> [How to complete this task]:
Copy every line of the following data that includes the string "false".
Material to process section start
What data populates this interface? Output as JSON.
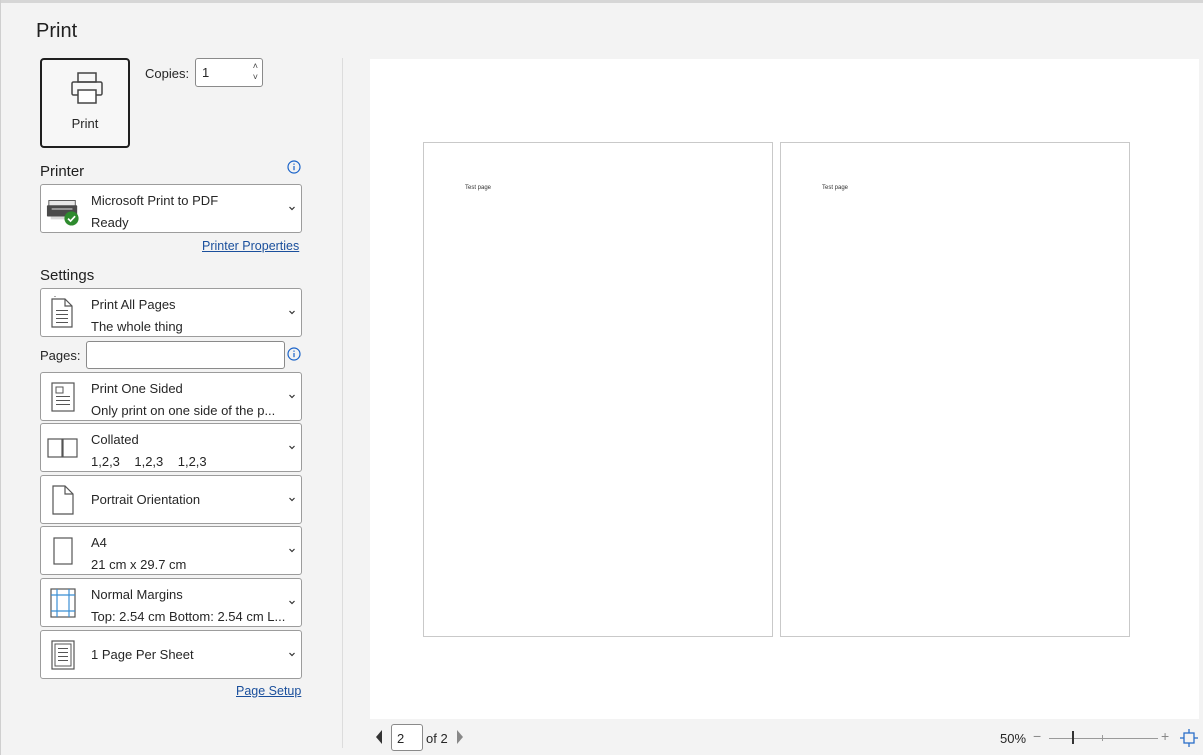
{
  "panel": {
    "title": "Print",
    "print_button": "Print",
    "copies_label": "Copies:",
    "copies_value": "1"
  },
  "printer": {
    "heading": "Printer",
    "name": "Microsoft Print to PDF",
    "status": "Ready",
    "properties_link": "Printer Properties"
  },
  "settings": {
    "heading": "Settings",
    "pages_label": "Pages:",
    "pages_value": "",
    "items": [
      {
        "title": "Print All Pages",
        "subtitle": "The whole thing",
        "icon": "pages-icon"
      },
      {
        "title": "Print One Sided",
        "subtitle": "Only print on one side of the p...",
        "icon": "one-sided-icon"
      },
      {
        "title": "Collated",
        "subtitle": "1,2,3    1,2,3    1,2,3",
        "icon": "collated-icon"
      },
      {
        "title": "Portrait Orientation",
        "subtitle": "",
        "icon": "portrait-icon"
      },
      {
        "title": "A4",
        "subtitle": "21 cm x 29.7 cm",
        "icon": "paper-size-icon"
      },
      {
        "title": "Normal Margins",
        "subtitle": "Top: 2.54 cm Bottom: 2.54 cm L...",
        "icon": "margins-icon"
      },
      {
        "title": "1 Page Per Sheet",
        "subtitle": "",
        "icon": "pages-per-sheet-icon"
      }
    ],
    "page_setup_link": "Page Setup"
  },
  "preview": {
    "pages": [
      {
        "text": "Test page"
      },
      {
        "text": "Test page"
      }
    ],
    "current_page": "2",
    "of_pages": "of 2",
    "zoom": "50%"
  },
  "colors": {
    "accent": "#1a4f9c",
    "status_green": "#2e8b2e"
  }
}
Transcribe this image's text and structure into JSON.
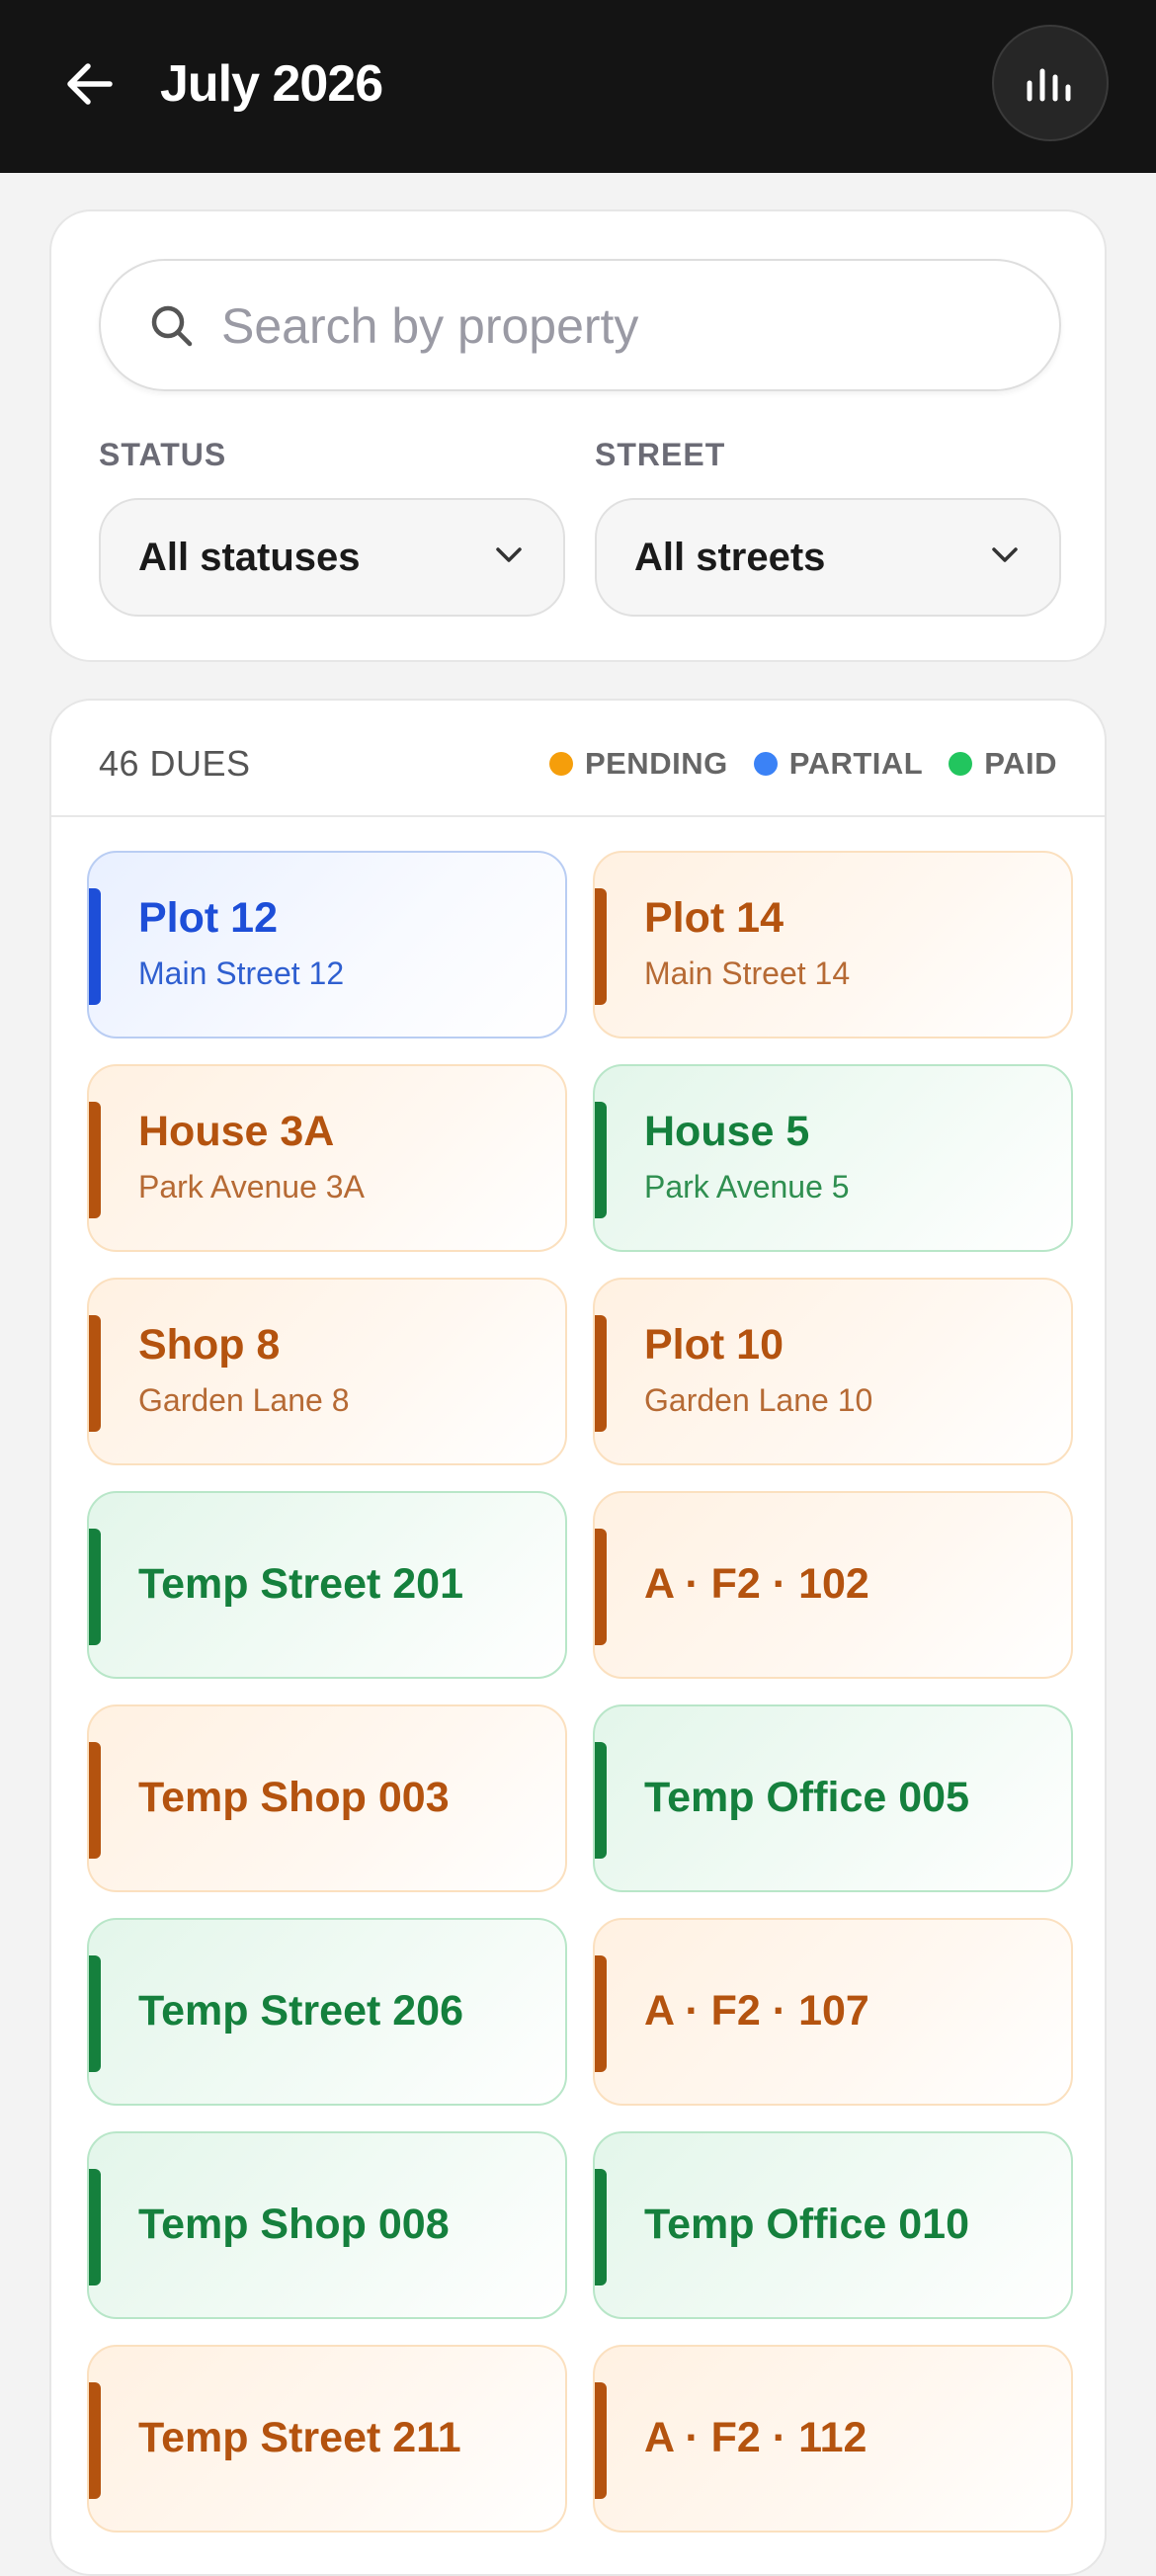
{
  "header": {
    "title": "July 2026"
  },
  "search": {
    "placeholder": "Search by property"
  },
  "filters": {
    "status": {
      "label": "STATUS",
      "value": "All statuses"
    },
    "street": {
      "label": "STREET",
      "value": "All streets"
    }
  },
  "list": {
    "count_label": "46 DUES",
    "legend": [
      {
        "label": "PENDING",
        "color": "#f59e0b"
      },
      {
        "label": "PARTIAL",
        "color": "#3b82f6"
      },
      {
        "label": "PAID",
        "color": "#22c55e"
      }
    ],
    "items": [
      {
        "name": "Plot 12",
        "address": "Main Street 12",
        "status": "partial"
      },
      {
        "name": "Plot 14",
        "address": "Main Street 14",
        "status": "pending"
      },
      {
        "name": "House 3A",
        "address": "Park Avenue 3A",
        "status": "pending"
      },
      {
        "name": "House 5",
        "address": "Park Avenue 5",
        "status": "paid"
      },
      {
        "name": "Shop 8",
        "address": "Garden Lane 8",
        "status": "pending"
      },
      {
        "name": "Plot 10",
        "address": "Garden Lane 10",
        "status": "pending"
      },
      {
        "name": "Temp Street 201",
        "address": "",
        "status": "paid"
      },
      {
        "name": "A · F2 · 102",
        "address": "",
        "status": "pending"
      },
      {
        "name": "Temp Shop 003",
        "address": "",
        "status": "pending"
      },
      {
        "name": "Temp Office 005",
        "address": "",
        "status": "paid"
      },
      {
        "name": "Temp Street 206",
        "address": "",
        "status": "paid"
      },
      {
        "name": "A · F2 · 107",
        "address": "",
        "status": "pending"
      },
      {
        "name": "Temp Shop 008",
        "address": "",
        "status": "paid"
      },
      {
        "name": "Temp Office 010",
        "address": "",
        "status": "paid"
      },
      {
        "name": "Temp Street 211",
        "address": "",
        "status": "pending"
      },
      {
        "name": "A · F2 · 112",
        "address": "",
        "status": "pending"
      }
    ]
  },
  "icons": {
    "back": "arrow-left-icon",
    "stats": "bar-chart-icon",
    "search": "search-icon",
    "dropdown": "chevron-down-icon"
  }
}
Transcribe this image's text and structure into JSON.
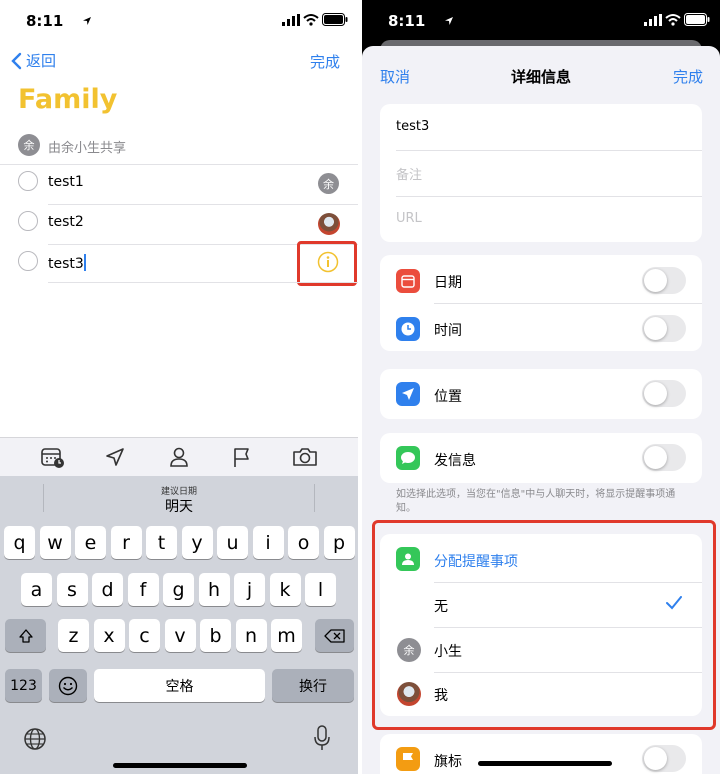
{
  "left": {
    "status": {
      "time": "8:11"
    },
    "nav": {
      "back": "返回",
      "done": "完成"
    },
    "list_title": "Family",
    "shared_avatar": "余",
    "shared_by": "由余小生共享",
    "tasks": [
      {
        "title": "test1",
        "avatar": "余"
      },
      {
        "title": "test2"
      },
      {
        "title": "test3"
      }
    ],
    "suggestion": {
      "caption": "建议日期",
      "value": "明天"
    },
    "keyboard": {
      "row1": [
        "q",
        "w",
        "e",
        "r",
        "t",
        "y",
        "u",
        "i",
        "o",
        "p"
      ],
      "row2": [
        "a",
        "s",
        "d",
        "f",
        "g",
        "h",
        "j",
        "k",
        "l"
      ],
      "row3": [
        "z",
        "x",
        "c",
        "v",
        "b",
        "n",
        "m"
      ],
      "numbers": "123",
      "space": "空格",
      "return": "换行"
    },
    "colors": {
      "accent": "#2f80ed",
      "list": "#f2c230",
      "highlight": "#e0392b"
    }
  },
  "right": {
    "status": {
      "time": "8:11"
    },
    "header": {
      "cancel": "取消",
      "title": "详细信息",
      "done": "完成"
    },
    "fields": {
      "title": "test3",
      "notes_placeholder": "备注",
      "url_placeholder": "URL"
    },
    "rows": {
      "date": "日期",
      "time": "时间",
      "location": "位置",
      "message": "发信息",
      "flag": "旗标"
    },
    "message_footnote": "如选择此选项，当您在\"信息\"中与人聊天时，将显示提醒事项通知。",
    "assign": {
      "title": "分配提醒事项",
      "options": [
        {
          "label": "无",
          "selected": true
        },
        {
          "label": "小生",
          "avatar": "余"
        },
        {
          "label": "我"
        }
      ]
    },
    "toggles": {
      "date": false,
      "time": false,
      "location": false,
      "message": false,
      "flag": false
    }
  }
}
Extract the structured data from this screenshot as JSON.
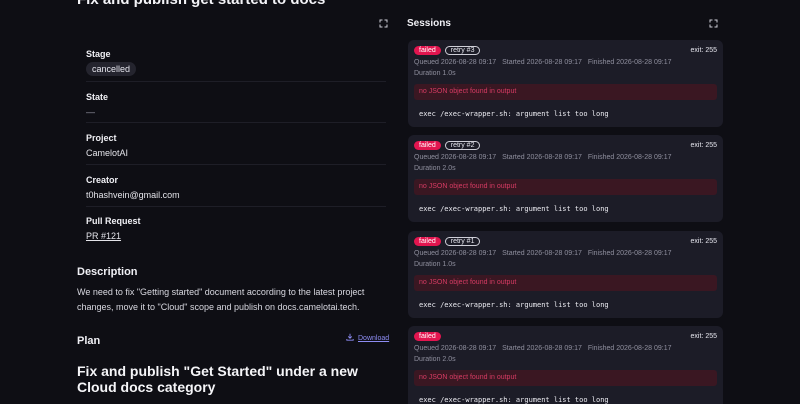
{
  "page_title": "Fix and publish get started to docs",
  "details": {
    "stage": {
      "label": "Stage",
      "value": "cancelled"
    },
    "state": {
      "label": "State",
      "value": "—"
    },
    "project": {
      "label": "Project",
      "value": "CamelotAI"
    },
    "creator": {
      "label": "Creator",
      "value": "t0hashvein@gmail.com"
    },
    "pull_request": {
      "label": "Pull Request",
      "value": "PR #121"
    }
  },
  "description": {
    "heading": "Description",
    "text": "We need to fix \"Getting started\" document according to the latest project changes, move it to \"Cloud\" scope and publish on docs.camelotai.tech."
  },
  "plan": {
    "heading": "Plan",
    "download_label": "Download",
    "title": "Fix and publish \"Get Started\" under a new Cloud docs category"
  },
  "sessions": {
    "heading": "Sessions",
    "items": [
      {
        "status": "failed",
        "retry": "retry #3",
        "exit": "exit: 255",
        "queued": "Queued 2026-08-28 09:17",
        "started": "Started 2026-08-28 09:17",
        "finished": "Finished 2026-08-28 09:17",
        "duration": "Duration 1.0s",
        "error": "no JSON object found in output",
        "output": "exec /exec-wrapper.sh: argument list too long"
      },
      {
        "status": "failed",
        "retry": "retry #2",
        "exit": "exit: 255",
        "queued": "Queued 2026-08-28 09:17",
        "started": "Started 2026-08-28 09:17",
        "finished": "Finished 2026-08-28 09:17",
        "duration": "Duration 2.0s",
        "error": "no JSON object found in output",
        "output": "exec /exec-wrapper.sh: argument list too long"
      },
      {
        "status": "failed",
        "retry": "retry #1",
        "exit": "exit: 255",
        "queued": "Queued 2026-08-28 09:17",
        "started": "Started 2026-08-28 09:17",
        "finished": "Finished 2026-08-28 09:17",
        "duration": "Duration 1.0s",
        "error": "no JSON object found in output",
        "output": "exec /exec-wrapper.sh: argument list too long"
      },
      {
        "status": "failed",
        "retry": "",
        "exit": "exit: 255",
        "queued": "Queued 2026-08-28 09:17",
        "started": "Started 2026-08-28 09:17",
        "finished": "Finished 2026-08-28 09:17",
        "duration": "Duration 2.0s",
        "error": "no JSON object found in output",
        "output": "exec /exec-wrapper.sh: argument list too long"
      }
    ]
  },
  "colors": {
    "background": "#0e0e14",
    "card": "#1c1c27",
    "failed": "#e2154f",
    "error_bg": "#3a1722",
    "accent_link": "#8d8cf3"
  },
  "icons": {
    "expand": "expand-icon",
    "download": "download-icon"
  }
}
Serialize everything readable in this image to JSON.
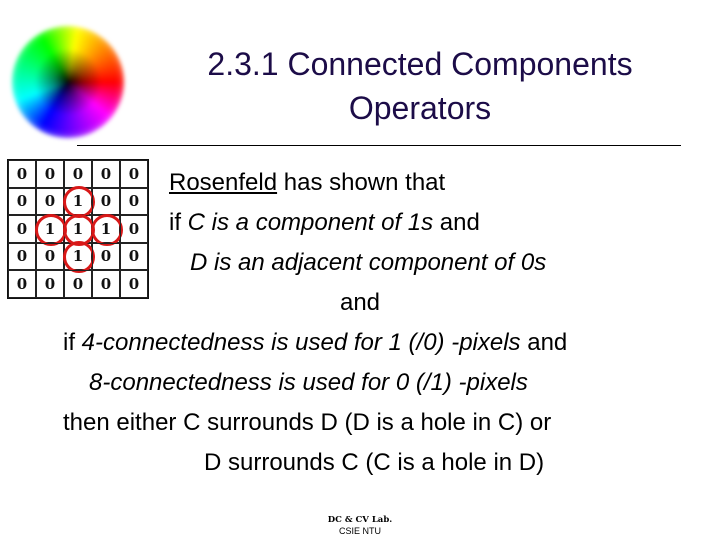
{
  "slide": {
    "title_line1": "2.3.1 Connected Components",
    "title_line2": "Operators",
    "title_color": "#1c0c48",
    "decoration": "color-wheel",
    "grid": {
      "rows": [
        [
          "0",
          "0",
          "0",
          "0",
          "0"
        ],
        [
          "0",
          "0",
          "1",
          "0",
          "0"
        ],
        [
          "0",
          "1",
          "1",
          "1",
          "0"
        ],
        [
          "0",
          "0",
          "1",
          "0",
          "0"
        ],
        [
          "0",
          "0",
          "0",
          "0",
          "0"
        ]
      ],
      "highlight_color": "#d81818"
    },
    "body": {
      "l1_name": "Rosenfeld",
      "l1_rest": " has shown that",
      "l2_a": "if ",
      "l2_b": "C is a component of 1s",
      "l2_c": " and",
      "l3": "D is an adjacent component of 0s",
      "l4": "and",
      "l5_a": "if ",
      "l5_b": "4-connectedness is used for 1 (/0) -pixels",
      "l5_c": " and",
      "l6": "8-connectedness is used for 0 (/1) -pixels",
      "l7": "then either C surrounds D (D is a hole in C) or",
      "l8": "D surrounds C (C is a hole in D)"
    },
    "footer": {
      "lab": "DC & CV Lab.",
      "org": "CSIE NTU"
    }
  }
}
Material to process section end
> [Result]:
      "date": false,
      "time": false,
      "location": false,
      "message": false,
      "flag": false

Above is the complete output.